Around the world, up to six of every ten women experience physical and/or sexual violence in their lifetime.* During war or other humanitarian crises—such as the brutal conflict currently occurring in Syria—the risks to women and girls are heightened. With the breakdown of moral and social order that occurs during emergencies, women and girls are particularly vulnerable to physical abuse and exploitation, rape and human trafficking. Perpetrators may be family members, neighbors or others in the community, members of armed groups or, in some instances, humanitarian workers. Even after a crisis abates, gender-based violence (GBV) may continue at high levels as communities struggle to heal and rebuild.
For survivors, the impact doesn’t end when the violence ends; those who have suffered violence often face severe psychological trauma and stigma from their communities. Many struggle to participate in education, to care for their children and other relatives or to be active in community affairs. And because women are the linchpin of families and communities, particularly during conflict and post-conflict periods, GBV can be a major barrier to future stability, reconstruction and development in war-torn areas.
Gender-based violence is usually committed against women and girls, although sexual violence against men and boys also occurs in conflict and post-conflict settings and must be addressed.
To date, the majority of programs addressing GBV have emphasized the response—that is, caring for survivors after the violence has occurred. While it is critical to ensure that all survivors have access to essential care and services, the humanitarian community must also pay much greater attention to programs that help prevent GBV from occurring in the first place. The WRC has been leading humanitarian thinking on the prevention of GBV and how operational interventions can be implemented to mitigate the risks faced by crisis-affected women and girls.
Women’s Refugee Commission’s Contributions to Addressing GBV
Since its founding in 1989, the Women’s Refugee Commission has been a leading proponent of efforts to promote women’s empowerment, gender equality and protection against GBV. We have advocated for the passage of landmark Security Council resolutions on the protection of women and children. Our groundbreaking 2002 report If Not Now, When? documented the shortcomings of previous efforts to address GBV. This report and others by the Women’s Refugee Commission influenced the development of such standard-setting guidance as the Inter-Agency Standing Committee’s Guidelines for Gender-Based Violence Interventions in Humanitarian Settings and the Gender Handbook in Humanitarian Action. We also worked closely with the United Nations High Commissioner for Refugees on the development of its Handbook for the Protection of Women and Girls.
Highlights of Our Current Work
The prevention of GBV continues to be a signature element of the Women’s Refugee Commission’s work that goes across many of our programs. Current initiatives include:

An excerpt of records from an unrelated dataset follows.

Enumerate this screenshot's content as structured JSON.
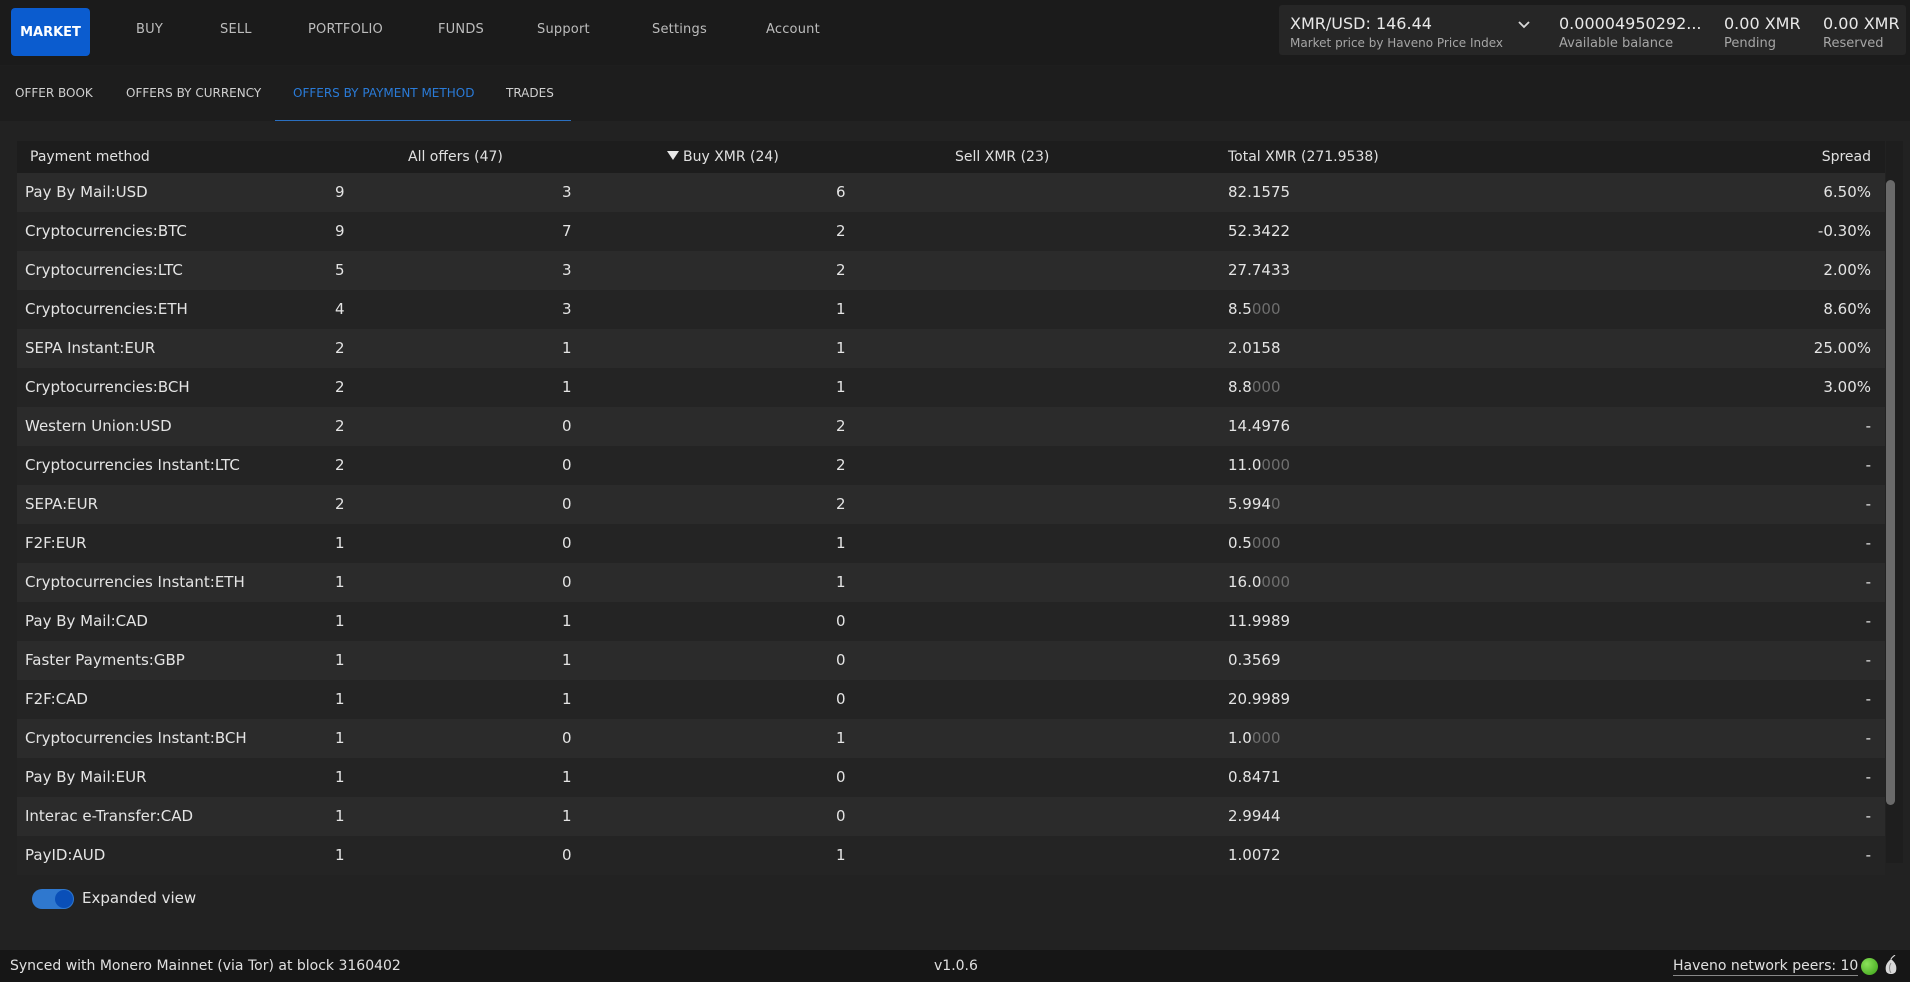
{
  "nav": {
    "items": [
      "MARKET",
      "BUY",
      "SELL",
      "PORTFOLIO",
      "FUNDS",
      "Support",
      "Settings",
      "Account"
    ]
  },
  "price": {
    "pair_value": "XMR/USD: 146.44",
    "pair_label": "Market price by Haveno Price Index",
    "available_value": "0.00004950292...",
    "available_label": "Available balance",
    "pending_value": "0.00 XMR",
    "pending_label": "Pending",
    "reserved_value": "0.00 XMR",
    "reserved_label": "Reserved"
  },
  "subtabs": [
    "OFFER BOOK",
    "OFFERS BY CURRENCY",
    "OFFERS BY PAYMENT METHOD",
    "TRADES"
  ],
  "table": {
    "headers": {
      "method": "Payment method",
      "all": "All offers (47)",
      "buy": "Buy XMR (24)",
      "sell": "Sell XMR (23)",
      "total": "Total XMR (271.9538)",
      "spread": "Spread"
    },
    "rows": [
      {
        "method": "Pay By Mail:USD",
        "all": "9",
        "buy": "3",
        "sell": "6",
        "total": "82.1575",
        "total_dim": "",
        "spread": "6.50%"
      },
      {
        "method": "Cryptocurrencies:BTC",
        "all": "9",
        "buy": "7",
        "sell": "2",
        "total": "52.3422",
        "total_dim": "",
        "spread": "-0.30%"
      },
      {
        "method": "Cryptocurrencies:LTC",
        "all": "5",
        "buy": "3",
        "sell": "2",
        "total": "27.7433",
        "total_dim": "",
        "spread": "2.00%"
      },
      {
        "method": "Cryptocurrencies:ETH",
        "all": "4",
        "buy": "3",
        "sell": "1",
        "total": "8.5",
        "total_dim": "000",
        "spread": "8.60%"
      },
      {
        "method": "SEPA Instant:EUR",
        "all": "2",
        "buy": "1",
        "sell": "1",
        "total": "2.0158",
        "total_dim": "",
        "spread": "25.00%"
      },
      {
        "method": "Cryptocurrencies:BCH",
        "all": "2",
        "buy": "1",
        "sell": "1",
        "total": "8.8",
        "total_dim": "000",
        "spread": "3.00%"
      },
      {
        "method": "Western Union:USD",
        "all": "2",
        "buy": "0",
        "sell": "2",
        "total": "14.4976",
        "total_dim": "",
        "spread": "-"
      },
      {
        "method": "Cryptocurrencies Instant:LTC",
        "all": "2",
        "buy": "0",
        "sell": "2",
        "total": "11.0",
        "total_dim": "000",
        "spread": "-"
      },
      {
        "method": "SEPA:EUR",
        "all": "2",
        "buy": "0",
        "sell": "2",
        "total": "5.994",
        "total_dim": "0",
        "spread": "-"
      },
      {
        "method": "F2F:EUR",
        "all": "1",
        "buy": "0",
        "sell": "1",
        "total": "0.5",
        "total_dim": "000",
        "spread": "-"
      },
      {
        "method": "Cryptocurrencies Instant:ETH",
        "all": "1",
        "buy": "0",
        "sell": "1",
        "total": "16.0",
        "total_dim": "000",
        "spread": "-"
      },
      {
        "method": "Pay By Mail:CAD",
        "all": "1",
        "buy": "1",
        "sell": "0",
        "total": "11.9989",
        "total_dim": "",
        "spread": "-"
      },
      {
        "method": "Faster Payments:GBP",
        "all": "1",
        "buy": "1",
        "sell": "0",
        "total": "0.3569",
        "total_dim": "",
        "spread": "-"
      },
      {
        "method": "F2F:CAD",
        "all": "1",
        "buy": "1",
        "sell": "0",
        "total": "20.9989",
        "total_dim": "",
        "spread": "-"
      },
      {
        "method": "Cryptocurrencies Instant:BCH",
        "all": "1",
        "buy": "0",
        "sell": "1",
        "total": "1.0",
        "total_dim": "000",
        "spread": "-"
      },
      {
        "method": "Pay By Mail:EUR",
        "all": "1",
        "buy": "1",
        "sell": "0",
        "total": "0.8471",
        "total_dim": "",
        "spread": "-"
      },
      {
        "method": "Interac e-Transfer:CAD",
        "all": "1",
        "buy": "1",
        "sell": "0",
        "total": "2.9944",
        "total_dim": "",
        "spread": "-"
      },
      {
        "method": "PayID:AUD",
        "all": "1",
        "buy": "0",
        "sell": "1",
        "total": "1.0072",
        "total_dim": "",
        "spread": "-"
      }
    ]
  },
  "toggle": {
    "label": "Expanded view",
    "on": true
  },
  "status": {
    "sync": "Synced with Monero Mainnet (via Tor) at block 3160402",
    "version": "v1.0.6",
    "peers": "Haveno network peers: 10"
  },
  "colors": {
    "accent": "#0b5ccf",
    "active_tab": "#2a7bd8",
    "peer_ok": "#5cc22a"
  }
}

Creating safe economic opportunities for women. Under our livelihoods program, we have developed guidance and tools for the humanitarian community on how to ensure that economic programs for displaced women are effective and safe. In too many humanitarian settings, the livelihoods available to women put very little money in their pockets and often expose them to abuse and exploitation. We are catalyzing the humanitarian community to rethink economic programs. We are training organizations around the world on how to lessen the risks of GBV through well-designed livelihoods programs, and we have developed an e-learning course on these themes as well as reports, Peril or Protection: The Link Between Livelihoods and Gender-based Violence in Displacement Settings, and Preventing Gender-based Violence, Building Livelihoods: Guidance and Tools for Improved Programming, and a 2-minute animated video “Making Work Safe: Safety Mapping Tool.”

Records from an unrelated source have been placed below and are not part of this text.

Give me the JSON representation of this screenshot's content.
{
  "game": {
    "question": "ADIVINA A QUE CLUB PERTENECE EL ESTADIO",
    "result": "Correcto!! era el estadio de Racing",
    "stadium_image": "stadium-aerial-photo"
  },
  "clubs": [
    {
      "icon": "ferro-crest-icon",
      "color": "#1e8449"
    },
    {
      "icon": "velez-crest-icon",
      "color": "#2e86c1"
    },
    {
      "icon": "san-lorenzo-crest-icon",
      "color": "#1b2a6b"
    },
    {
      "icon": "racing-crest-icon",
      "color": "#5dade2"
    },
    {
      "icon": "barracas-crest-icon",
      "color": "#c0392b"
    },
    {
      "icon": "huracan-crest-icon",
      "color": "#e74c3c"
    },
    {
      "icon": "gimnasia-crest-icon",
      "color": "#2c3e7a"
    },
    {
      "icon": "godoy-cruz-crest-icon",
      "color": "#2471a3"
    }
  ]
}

Early Relationships and Marriage in Conflict and Post-Conflict Settings: Vulnerability of Youth in Uganda" in Reproductive Health Matters here.
Protecting the rights of female migrants and asylum seekers in the United States. Many women who come to the United States as migrants or asylum seekers are fleeing violence and persecution, including GBV. They are often survivors of domestic violence, rape and trafficking. While these women come to the U.S. seeking to escape this violence, the dangerous journey from their home country further exposes them to the risk of GBV. Once they arrive, they are often held in detention facilities where they are subjected to additional neglect and abuse and are sometimes, again put at risk.

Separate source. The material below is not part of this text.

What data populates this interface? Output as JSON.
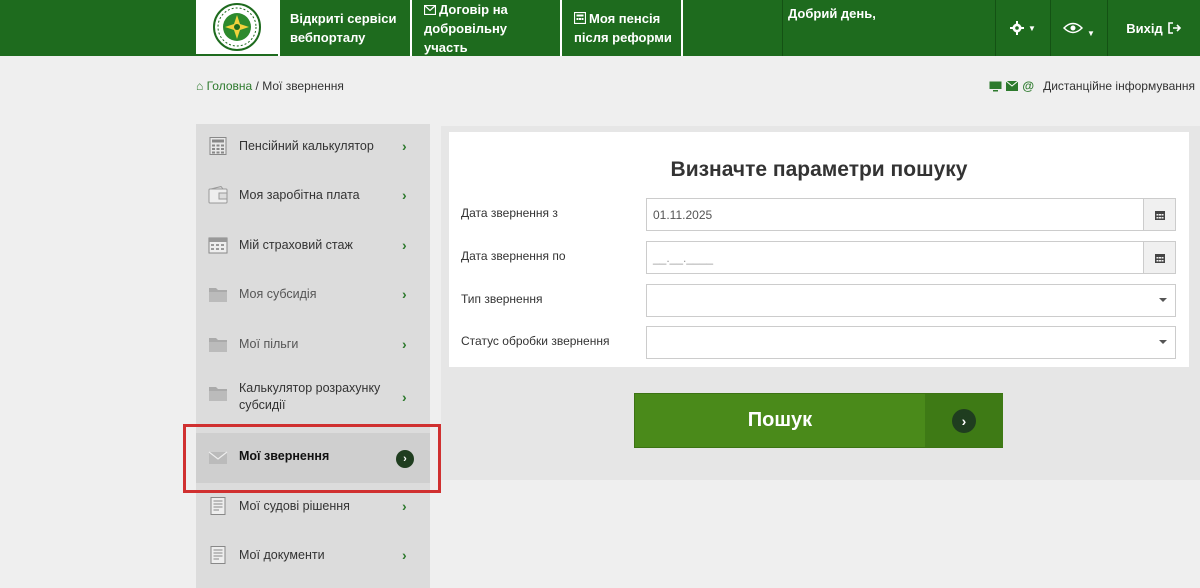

Our Migrant Rights and Justice Program assesses conditions and treatment of detainees in immigration detention facilities. We make recommendations to Immigration and Customs Enforcement (ICE) on how to reform the system. We successfully advocated to require ICE to comply with the Prison Rape Elimination Act, resulting in critical protections against sexual assault in detention facilities. Our advocacy also resulted in a more open ICE access policy that has increased transparency and accountability. Currently, we are working with ICE to develop a pilot for women in detention that will focus on addressing GBV concerns. Together with organizations in Washington, D.C., and along the U.S. border, we advocate to ensure that Customs and Border Protection implements meaningful screening practices for vulnerable populations and holds accountable those officers who violate U.S. and international laws.